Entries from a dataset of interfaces
^^^^^^^^^^^^^^^^
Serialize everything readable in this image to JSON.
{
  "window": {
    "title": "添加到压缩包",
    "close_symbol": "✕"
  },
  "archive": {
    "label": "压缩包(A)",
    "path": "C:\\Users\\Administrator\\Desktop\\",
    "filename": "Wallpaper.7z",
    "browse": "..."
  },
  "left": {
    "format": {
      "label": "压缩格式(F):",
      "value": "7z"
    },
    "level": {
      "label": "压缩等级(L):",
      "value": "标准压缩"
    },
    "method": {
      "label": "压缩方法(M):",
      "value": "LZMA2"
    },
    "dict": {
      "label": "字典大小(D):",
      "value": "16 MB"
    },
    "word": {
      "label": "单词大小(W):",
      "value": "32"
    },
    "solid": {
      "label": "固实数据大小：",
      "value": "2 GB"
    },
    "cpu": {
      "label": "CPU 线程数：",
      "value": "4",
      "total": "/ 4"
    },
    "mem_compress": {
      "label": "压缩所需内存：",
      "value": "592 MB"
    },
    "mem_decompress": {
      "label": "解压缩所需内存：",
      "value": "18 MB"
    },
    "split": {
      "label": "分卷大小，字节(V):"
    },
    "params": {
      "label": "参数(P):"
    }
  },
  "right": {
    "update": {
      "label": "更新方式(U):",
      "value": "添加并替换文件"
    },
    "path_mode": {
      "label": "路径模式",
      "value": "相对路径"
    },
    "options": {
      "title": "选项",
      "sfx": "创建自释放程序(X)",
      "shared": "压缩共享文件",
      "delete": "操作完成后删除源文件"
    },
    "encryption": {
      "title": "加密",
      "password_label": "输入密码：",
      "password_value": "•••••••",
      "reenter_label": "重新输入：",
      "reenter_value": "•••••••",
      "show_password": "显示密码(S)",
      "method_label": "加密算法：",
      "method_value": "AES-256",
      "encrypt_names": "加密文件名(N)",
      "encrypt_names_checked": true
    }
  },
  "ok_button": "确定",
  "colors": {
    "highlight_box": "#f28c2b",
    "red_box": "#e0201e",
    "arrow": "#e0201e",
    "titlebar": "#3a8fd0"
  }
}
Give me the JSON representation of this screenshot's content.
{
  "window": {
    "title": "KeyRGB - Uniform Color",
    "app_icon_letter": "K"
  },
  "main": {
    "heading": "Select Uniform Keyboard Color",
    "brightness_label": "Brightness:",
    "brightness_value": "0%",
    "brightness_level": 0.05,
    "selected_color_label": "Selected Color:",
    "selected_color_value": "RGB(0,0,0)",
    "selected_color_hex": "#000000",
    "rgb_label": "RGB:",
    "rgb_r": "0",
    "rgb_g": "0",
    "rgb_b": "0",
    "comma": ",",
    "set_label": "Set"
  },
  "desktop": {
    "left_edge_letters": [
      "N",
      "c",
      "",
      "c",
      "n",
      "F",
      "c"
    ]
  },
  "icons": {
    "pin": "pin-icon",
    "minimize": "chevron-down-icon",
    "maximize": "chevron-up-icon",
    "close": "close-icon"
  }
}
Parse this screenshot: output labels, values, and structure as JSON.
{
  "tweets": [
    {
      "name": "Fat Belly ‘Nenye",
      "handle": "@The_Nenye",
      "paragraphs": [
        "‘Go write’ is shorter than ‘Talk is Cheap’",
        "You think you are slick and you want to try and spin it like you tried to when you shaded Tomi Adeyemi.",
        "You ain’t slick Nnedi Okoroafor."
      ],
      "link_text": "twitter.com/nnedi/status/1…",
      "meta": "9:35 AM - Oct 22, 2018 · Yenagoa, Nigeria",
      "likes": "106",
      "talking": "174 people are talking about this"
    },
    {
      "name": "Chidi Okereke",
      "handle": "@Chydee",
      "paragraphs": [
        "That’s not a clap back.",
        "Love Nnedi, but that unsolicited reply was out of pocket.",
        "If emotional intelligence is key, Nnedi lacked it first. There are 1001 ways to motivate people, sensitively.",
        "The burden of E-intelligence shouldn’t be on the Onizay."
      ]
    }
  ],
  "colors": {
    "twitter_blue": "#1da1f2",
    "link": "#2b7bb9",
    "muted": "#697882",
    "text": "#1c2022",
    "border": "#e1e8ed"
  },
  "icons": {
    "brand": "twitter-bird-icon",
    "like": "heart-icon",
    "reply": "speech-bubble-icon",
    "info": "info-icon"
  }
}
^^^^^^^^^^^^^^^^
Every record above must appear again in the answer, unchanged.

Answer to this problem
Serialize everything readable in this image to JSON.
{
  "window": {
    "title": "添加到压缩包",
    "close_symbol": "✕"
  },
  "archive": {
    "label": "压缩包(A)",
    "path": "C:\\Users\\Administrator\\Desktop\\",
    "filename": "Wallpaper.7z",
    "browse": "..."
  },
  "left": {
    "format": {
      "label": "压缩格式(F):",
      "value": "7z"
    },
    "level": {
      "label": "压缩等级(L):",
      "value": "标准压缩"
    },
    "method": {
      "label": "压缩方法(M):",
      "value": "LZMA2"
    },
    "dict": {
      "label": "字典大小(D):",
      "value": "16 MB"
    },
    "word": {
      "label": "单词大小(W):",
      "value": "32"
    },
    "solid": {
      "label": "固实数据大小：",
      "value": "2 GB"
    },
    "cpu": {
      "label": "CPU 线程数：",
      "value": "4",
      "total": "/ 4"
    },
    "mem_compress": {
      "label": "压缩所需内存：",
      "value": "592 MB"
    },
    "mem_decompress": {
      "label": "解压缩所需内存：",
      "value": "18 MB"
    },
    "split": {
      "label": "分卷大小，字节(V):"
    },
    "params": {
      "label": "参数(P):"
    }
  },
  "right": {
    "update": {
      "label": "更新方式(U):",
      "value": "添加并替换文件"
    },
    "path_mode": {
      "label": "路径模式",
      "value": "相对路径"
    },
    "options": {
      "title": "选项",
      "sfx": "创建自释放程序(X)",
      "shared": "压缩共享文件",
      "delete": "操作完成后删除源文件"
    },
    "encryption": {
      "title": "加密",
      "password_label": "输入密码：",
      "password_value": "•••••••",
      "reenter_label": "重新输入：",
      "reenter_value": "•••••••",
      "show_password": "显示密码(S)",
      "method_label": "加密算法：",
      "method_value": "AES-256",
      "encrypt_names": "加密文件名(N)",
      "encrypt_names_checked": true
    }
  },
  "ok_button": "确定",
  "colors": {
    "highlight_box": "#f28c2b",
    "red_box": "#e0201e",
    "arrow": "#e0201e",
    "titlebar": "#3a8fd0"
  }
}
Give me the JSON representation of this screenshot's content.
{
  "window": {
    "title": "KeyRGB - Uniform Color",
    "app_icon_letter": "K"
  },
  "main": {
    "heading": "Select Uniform Keyboard Color",
    "brightness_label": "Brightness:",
    "brightness_value": "0%",
    "brightness_level": 0.05,
    "selected_color_label": "Selected Color:",
    "selected_color_value": "RGB(0,0,0)",
    "selected_color_hex": "#000000",
    "rgb_label": "RGB:",
    "rgb_r": "0",
    "rgb_g": "0",
    "rgb_b": "0",
    "comma": ",",
    "set_label": "Set"
  },
  "desktop": {
    "left_edge_letters": [
      "N",
      "c",
      "",
      "c",
      "n",
      "F",
      "c"
    ]
  },
  "icons": {
    "pin": "pin-icon",
    "minimize": "chevron-down-icon",
    "maximize": "chevron-up-icon",
    "close": "close-icon"
  }
}
Parse this screenshot: output labels, values, and structure as JSON.
{
  "tweets": [
    {
      "name": "Fat Belly ‘Nenye",
      "handle": "@The_Nenye",
      "paragraphs": [
        "‘Go write’ is shorter than ‘Talk is Cheap’",
        "You think you are slick and you want to try and spin it like you tried to when you shaded Tomi Adeyemi.",
        "You ain’t slick Nnedi Okoroafor."
      ],
      "link_text": "twitter.com/nnedi/status/1…",
      "meta": "9:35 AM - Oct 22, 2018 · Yenagoa, Nigeria",
      "likes": "106",
      "talking": "174 people are talking about this"
    },
    {
      "name": "Chidi Okereke",
      "handle": "@Chydee",
      "paragraphs": [
        "That’s not a clap back.",
        "Love Nnedi, but that unsolicited reply was out of pocket.",
        "If emotional intelligence is key, Nnedi lacked it first. There are 1001 ways to motivate people, sensitively.",
        "The burden of E-intelligence shouldn’t be on the Onizay."
      ]
    }
  ],
  "colors": {
    "twitter_blue": "#1da1f2",
    "link": "#2b7bb9",
    "muted": "#697882",
    "text": "#1c2022",
    "border": "#e1e8ed"
  },
  "icons": {
    "brand": "twitter-bird-icon",
    "like": "heart-icon",
    "reply": "speech-bubble-icon",
    "info": "info-icon"
  }
}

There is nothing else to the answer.